◆ Your task
Check each line of the listing below for the string "likes", then copy every line that has it.

>>>>>

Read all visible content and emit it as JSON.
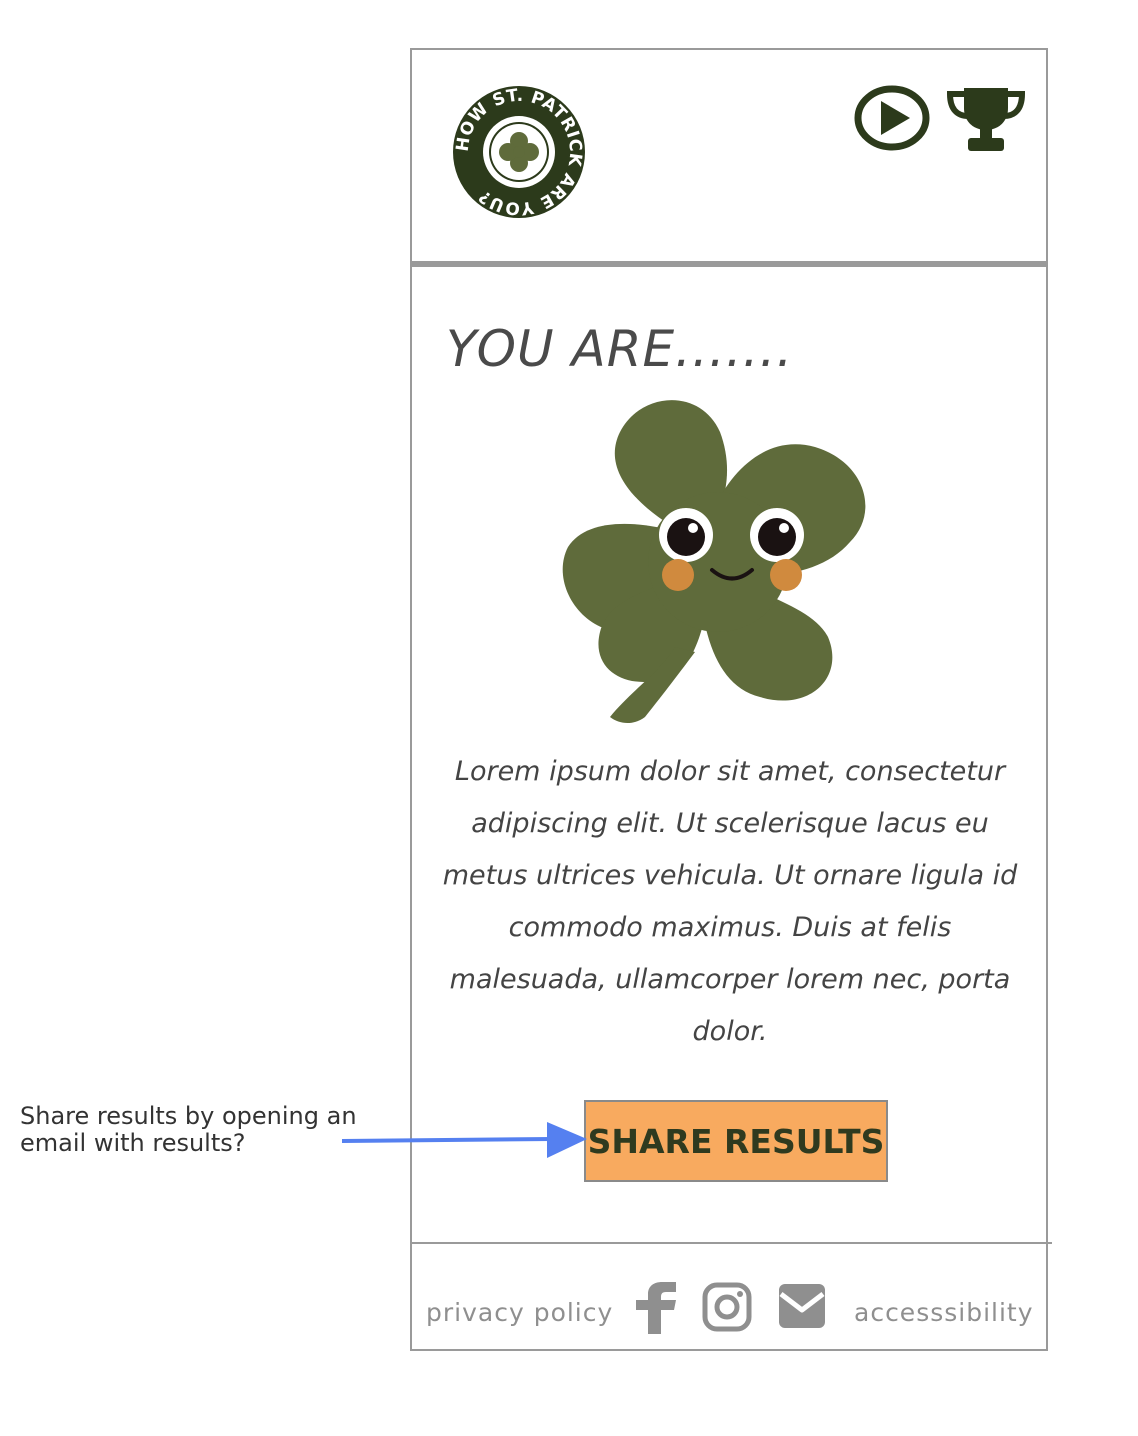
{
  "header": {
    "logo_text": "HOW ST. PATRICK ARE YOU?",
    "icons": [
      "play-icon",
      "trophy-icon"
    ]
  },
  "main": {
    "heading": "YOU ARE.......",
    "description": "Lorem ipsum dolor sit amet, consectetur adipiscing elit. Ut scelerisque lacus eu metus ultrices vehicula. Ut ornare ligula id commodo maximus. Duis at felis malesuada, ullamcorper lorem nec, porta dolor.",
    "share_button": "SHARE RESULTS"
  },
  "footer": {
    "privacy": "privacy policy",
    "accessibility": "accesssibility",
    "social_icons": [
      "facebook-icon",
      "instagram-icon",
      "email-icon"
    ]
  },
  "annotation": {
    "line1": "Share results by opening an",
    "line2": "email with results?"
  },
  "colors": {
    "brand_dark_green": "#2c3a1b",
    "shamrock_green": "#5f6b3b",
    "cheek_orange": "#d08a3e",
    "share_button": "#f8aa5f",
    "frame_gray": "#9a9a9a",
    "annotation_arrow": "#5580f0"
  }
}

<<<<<
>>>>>

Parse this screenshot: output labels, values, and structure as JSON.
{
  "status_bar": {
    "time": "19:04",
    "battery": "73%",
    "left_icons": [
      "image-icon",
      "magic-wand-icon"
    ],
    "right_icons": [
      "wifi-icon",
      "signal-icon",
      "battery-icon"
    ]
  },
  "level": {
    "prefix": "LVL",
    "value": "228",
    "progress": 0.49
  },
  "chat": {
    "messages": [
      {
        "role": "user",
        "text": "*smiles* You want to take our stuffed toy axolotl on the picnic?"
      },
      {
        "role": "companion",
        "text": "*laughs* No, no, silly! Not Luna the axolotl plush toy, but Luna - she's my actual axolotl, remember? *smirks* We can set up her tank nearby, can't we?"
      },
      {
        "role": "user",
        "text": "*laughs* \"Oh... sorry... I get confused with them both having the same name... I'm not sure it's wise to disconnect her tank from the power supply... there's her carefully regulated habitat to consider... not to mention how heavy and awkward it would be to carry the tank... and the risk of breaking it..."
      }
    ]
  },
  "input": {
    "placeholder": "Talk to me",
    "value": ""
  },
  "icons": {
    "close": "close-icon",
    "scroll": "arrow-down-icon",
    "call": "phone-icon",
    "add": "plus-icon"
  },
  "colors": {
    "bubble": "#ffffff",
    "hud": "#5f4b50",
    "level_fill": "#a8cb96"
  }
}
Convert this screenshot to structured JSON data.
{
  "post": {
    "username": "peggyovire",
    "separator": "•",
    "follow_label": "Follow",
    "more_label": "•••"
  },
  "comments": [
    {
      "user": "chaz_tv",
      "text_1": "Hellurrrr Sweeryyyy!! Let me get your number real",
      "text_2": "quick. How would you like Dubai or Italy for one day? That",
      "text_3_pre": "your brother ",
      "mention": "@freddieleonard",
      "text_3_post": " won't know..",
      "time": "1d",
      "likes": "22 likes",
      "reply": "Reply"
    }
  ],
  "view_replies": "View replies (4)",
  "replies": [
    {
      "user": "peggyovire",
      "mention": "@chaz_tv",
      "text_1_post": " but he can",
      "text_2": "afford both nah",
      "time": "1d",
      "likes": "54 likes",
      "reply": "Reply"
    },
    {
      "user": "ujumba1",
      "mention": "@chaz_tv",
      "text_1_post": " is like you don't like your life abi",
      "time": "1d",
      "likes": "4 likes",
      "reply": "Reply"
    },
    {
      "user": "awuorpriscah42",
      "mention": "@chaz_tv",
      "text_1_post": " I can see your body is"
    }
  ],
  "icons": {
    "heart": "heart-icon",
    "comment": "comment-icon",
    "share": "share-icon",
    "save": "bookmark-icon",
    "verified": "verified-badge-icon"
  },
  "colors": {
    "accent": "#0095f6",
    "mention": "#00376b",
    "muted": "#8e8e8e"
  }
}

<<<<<

◆ Output for this exercise
      "likes": "22 likes",
      "likes": "54 likes",
      "likes": "4 likes",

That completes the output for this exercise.